### PROBLEM
Report each line of the data that contains the string "description".

### LISTED ENTRIES
▽

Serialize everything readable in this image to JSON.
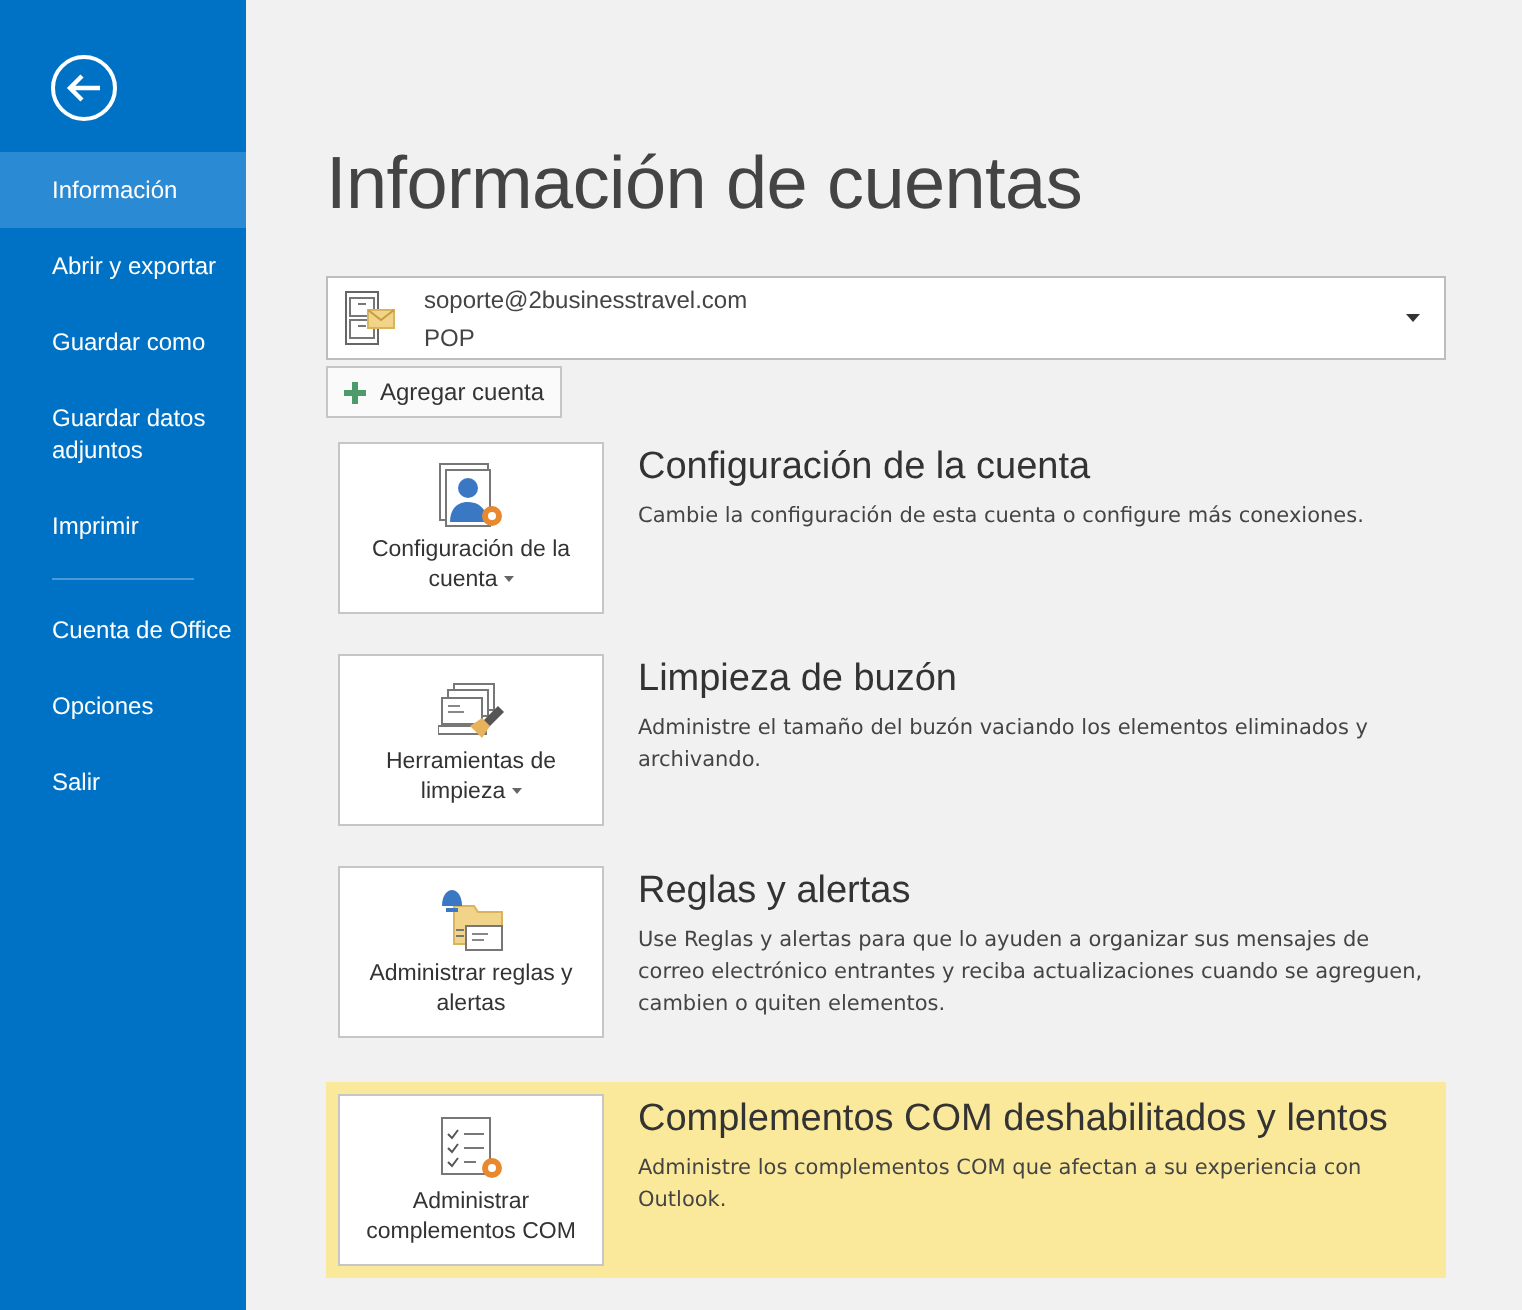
{
  "sidebar": {
    "items": [
      {
        "label": "Información",
        "selected": true,
        "divider_before": false
      },
      {
        "label": "Abrir y exportar",
        "selected": false,
        "divider_before": false
      },
      {
        "label": "Guardar como",
        "selected": false,
        "divider_before": false
      },
      {
        "label": "Guardar datos adjuntos",
        "selected": false,
        "divider_before": false
      },
      {
        "label": "Imprimir",
        "selected": false,
        "divider_before": false
      },
      {
        "label": "Cuenta de Office",
        "selected": false,
        "divider_before": true
      },
      {
        "label": "Opciones",
        "selected": false,
        "divider_before": false
      },
      {
        "label": "Salir",
        "selected": false,
        "divider_before": false
      }
    ]
  },
  "title": "Información de cuentas",
  "account": {
    "email": "soporte@2businesstravel.com",
    "type": "POP"
  },
  "add_account_button": "Agregar cuenta",
  "sections": [
    {
      "kind": "account",
      "tile_label": "Configuración de la cuenta",
      "dropdown": true,
      "highlighted": false,
      "heading": "Configuración de la cuenta",
      "description": "Cambie la configuración de esta cuenta o configure más conexiones."
    },
    {
      "kind": "cleanup",
      "tile_label": "Herramientas de limpieza",
      "dropdown": true,
      "highlighted": false,
      "heading": "Limpieza de buzón",
      "description": "Administre el tamaño del buzón vaciando los elementos eliminados y archivando."
    },
    {
      "kind": "rules",
      "tile_label": "Administrar reglas y alertas",
      "dropdown": false,
      "highlighted": false,
      "heading": "Reglas y alertas",
      "description": "Use Reglas y alertas para que lo ayuden a organizar sus mensajes de correo electrónico entrantes y reciba actualizaciones cuando se agreguen, cambien o quiten elementos."
    },
    {
      "kind": "addins",
      "tile_label": "Administrar complementos COM",
      "dropdown": false,
      "highlighted": true,
      "heading": "Complementos COM deshabilitados y lentos",
      "description": "Administre los complementos COM que afectan a su experiencia con Outlook."
    }
  ]
}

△

### ANSWER TO THE EXERCISE
      "description": "Cambie la configuración de esta cuenta o configure más conexiones."
      "description": "Administre el tamaño del buzón vaciando los elementos eliminados y archivando."
      "description": "Use Reglas y alertas para que lo ayuden a organizar sus mensajes de correo electrónico entrantes y reciba actualizaciones cuando se agreguen, cambien o quiten elementos."
      "description": "Administre los complementos COM que afectan a su experiencia con Outlook."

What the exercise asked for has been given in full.